◆ YOUR OBJECTIVE:
Reproduce all of the records exactly.

◆ AVAILABLE DATA:
*** Block opens ***

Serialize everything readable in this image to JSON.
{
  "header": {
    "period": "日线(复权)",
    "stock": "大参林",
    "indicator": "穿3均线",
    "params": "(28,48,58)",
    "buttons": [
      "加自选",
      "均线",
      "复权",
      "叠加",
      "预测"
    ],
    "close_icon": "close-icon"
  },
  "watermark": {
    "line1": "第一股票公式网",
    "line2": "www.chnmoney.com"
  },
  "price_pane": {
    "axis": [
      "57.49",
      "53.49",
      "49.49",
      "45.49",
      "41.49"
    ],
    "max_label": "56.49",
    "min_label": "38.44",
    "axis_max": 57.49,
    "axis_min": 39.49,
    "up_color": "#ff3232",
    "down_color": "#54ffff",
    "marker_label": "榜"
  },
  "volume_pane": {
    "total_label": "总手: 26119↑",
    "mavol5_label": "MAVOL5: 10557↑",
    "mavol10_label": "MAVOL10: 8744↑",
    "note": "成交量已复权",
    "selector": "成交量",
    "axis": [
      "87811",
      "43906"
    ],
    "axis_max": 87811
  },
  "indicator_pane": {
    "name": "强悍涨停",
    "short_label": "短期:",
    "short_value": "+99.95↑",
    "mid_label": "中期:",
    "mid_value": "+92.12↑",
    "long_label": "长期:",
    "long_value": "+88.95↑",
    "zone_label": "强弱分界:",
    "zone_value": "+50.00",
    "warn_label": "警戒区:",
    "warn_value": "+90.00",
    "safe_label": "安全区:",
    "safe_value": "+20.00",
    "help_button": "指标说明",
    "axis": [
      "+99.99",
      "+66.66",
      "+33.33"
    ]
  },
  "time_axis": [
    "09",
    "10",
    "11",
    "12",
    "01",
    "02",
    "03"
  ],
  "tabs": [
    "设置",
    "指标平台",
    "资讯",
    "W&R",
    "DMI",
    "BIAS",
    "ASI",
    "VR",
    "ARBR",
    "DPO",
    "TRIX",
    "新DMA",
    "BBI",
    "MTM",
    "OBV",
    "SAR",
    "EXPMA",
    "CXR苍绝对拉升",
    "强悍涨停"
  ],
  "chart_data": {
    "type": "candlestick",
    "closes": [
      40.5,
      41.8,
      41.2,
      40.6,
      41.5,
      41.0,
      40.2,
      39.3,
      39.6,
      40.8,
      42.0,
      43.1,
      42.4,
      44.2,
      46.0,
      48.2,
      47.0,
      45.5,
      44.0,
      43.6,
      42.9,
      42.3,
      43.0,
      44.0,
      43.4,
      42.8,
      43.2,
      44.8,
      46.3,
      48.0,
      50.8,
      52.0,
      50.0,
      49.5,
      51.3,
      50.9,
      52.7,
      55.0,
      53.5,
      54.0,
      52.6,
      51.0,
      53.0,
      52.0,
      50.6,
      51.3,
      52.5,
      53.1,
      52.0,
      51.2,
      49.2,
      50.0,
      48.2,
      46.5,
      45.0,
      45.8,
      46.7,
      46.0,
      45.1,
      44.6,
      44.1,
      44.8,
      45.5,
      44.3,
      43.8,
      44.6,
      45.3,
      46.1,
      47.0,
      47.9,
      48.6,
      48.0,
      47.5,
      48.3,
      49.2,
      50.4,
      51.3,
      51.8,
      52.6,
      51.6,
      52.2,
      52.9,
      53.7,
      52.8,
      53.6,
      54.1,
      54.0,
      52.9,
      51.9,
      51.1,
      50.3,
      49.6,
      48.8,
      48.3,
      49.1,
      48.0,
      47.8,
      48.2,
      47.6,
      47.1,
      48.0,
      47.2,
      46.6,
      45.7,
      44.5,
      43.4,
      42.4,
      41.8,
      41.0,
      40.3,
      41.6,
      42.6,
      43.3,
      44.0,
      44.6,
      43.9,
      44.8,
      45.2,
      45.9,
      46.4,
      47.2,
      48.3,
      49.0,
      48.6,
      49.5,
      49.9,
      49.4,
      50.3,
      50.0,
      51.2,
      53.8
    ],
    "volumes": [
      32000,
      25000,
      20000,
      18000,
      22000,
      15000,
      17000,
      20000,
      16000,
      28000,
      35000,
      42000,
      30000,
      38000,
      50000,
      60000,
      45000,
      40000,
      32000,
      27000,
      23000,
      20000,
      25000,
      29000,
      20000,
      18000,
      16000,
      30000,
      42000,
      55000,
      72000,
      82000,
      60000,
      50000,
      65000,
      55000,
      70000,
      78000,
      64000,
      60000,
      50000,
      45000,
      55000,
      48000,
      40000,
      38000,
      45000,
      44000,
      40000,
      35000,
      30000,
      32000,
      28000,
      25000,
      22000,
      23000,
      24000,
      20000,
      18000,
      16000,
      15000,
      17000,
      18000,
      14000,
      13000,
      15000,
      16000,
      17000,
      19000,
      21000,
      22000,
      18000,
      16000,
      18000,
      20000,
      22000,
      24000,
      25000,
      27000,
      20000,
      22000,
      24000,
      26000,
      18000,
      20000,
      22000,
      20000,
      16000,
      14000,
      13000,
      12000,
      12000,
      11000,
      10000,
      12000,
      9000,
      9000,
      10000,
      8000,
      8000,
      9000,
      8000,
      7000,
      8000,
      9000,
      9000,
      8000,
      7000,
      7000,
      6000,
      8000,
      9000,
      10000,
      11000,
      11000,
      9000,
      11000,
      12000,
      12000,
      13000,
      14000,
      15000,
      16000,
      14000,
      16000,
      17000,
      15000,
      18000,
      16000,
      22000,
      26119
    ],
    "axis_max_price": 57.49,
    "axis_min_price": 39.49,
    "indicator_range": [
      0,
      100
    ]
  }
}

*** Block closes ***

◆ SOLUTION FOR THIS PROBLEM:
Serialize everything readable in this image to JSON.
{
  "header": {
    "period": "日线(复权)",
    "stock": "大参林",
    "indicator": "穿3均线",
    "params": "(28,48,58)",
    "buttons": [
      "加自选",
      "均线",
      "复权",
      "叠加",
      "预测"
    ],
    "close_icon": "close-icon"
  },
  "watermark": {
    "line1": "第一股票公式网",
    "line2": "www.chnmoney.com"
  },
  "price_pane": {
    "axis": [
      "57.49",
      "53.49",
      "49.49",
      "45.49",
      "41.49"
    ],
    "max_label": "56.49",
    "min_label": "38.44",
    "axis_max": 57.49,
    "axis_min": 39.49,
    "up_color": "#ff3232",
    "down_color": "#54ffff",
    "marker_label": "榜"
  },
  "volume_pane": {
    "total_label": "总手: 26119↑",
    "mavol5_label": "MAVOL5: 10557↑",
    "mavol10_label": "MAVOL10: 8744↑",
    "note": "成交量已复权",
    "selector": "成交量",
    "axis": [
      "87811",
      "43906"
    ],
    "axis_max": 87811
  },
  "indicator_pane": {
    "name": "强悍涨停",
    "short_label": "短期:",
    "short_value": "+99.95↑",
    "mid_label": "中期:",
    "mid_value": "+92.12↑",
    "long_label": "长期:",
    "long_value": "+88.95↑",
    "zone_label": "强弱分界:",
    "zone_value": "+50.00",
    "warn_label": "警戒区:",
    "warn_value": "+90.00",
    "safe_label": "安全区:",
    "safe_value": "+20.00",
    "help_button": "指标说明",
    "axis": [
      "+99.99",
      "+66.66",
      "+33.33"
    ]
  },
  "time_axis": [
    "09",
    "10",
    "11",
    "12",
    "01",
    "02",
    "03"
  ],
  "tabs": [
    "设置",
    "指标平台",
    "资讯",
    "W&R",
    "DMI",
    "BIAS",
    "ASI",
    "VR",
    "ARBR",
    "DPO",
    "TRIX",
    "新DMA",
    "BBI",
    "MTM",
    "OBV",
    "SAR",
    "EXPMA",
    "CXR苍绝对拉升",
    "强悍涨停"
  ],
  "chart_data": {
    "type": "candlestick",
    "closes": [
      40.5,
      41.8,
      41.2,
      40.6,
      41.5,
      41.0,
      40.2,
      39.3,
      39.6,
      40.8,
      42.0,
      43.1,
      42.4,
      44.2,
      46.0,
      48.2,
      47.0,
      45.5,
      44.0,
      43.6,
      42.9,
      42.3,
      43.0,
      44.0,
      43.4,
      42.8,
      43.2,
      44.8,
      46.3,
      48.0,
      50.8,
      52.0,
      50.0,
      49.5,
      51.3,
      50.9,
      52.7,
      55.0,
      53.5,
      54.0,
      52.6,
      51.0,
      53.0,
      52.0,
      50.6,
      51.3,
      52.5,
      53.1,
      52.0,
      51.2,
      49.2,
      50.0,
      48.2,
      46.5,
      45.0,
      45.8,
      46.7,
      46.0,
      45.1,
      44.6,
      44.1,
      44.8,
      45.5,
      44.3,
      43.8,
      44.6,
      45.3,
      46.1,
      47.0,
      47.9,
      48.6,
      48.0,
      47.5,
      48.3,
      49.2,
      50.4,
      51.3,
      51.8,
      52.6,
      51.6,
      52.2,
      52.9,
      53.7,
      52.8,
      53.6,
      54.1,
      54.0,
      52.9,
      51.9,
      51.1,
      50.3,
      49.6,
      48.8,
      48.3,
      49.1,
      48.0,
      47.8,
      48.2,
      47.6,
      47.1,
      48.0,
      47.2,
      46.6,
      45.7,
      44.5,
      43.4,
      42.4,
      41.8,
      41.0,
      40.3,
      41.6,
      42.6,
      43.3,
      44.0,
      44.6,
      43.9,
      44.8,
      45.2,
      45.9,
      46.4,
      47.2,
      48.3,
      49.0,
      48.6,
      49.5,
      49.9,
      49.4,
      50.3,
      50.0,
      51.2,
      53.8
    ],
    "volumes": [
      32000,
      25000,
      20000,
      18000,
      22000,
      15000,
      17000,
      20000,
      16000,
      28000,
      35000,
      42000,
      30000,
      38000,
      50000,
      60000,
      45000,
      40000,
      32000,
      27000,
      23000,
      20000,
      25000,
      29000,
      20000,
      18000,
      16000,
      30000,
      42000,
      55000,
      72000,
      82000,
      60000,
      50000,
      65000,
      55000,
      70000,
      78000,
      64000,
      60000,
      50000,
      45000,
      55000,
      48000,
      40000,
      38000,
      45000,
      44000,
      40000,
      35000,
      30000,
      32000,
      28000,
      25000,
      22000,
      23000,
      24000,
      20000,
      18000,
      16000,
      15000,
      17000,
      18000,
      14000,
      13000,
      15000,
      16000,
      17000,
      19000,
      21000,
      22000,
      18000,
      16000,
      18000,
      20000,
      22000,
      24000,
      25000,
      27000,
      20000,
      22000,
      24000,
      26000,
      18000,
      20000,
      22000,
      20000,
      16000,
      14000,
      13000,
      12000,
      12000,
      11000,
      10000,
      12000,
      9000,
      9000,
      10000,
      8000,
      8000,
      9000,
      8000,
      7000,
      8000,
      9000,
      9000,
      8000,
      7000,
      7000,
      6000,
      8000,
      9000,
      10000,
      11000,
      11000,
      9000,
      11000,
      12000,
      12000,
      13000,
      14000,
      15000,
      16000,
      14000,
      16000,
      17000,
      15000,
      18000,
      16000,
      22000,
      26119
    ],
    "axis_max_price": 57.49,
    "axis_min_price": 39.49,
    "indicator_range": [
      0,
      100
    ]
  }
}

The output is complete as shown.